---------- RECORDED DATA ----------
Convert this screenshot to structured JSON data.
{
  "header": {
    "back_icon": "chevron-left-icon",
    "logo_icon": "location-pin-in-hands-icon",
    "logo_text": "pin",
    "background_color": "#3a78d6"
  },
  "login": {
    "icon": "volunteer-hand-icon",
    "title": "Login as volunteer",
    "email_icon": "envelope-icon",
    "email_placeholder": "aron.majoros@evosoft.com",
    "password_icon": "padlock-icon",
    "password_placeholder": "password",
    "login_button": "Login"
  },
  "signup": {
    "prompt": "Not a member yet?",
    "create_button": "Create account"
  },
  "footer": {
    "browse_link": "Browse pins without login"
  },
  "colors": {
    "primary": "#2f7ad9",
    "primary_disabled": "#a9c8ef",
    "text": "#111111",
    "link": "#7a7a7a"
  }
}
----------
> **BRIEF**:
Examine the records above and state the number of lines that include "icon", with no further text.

> **EXERCISE RESPONSE**:
5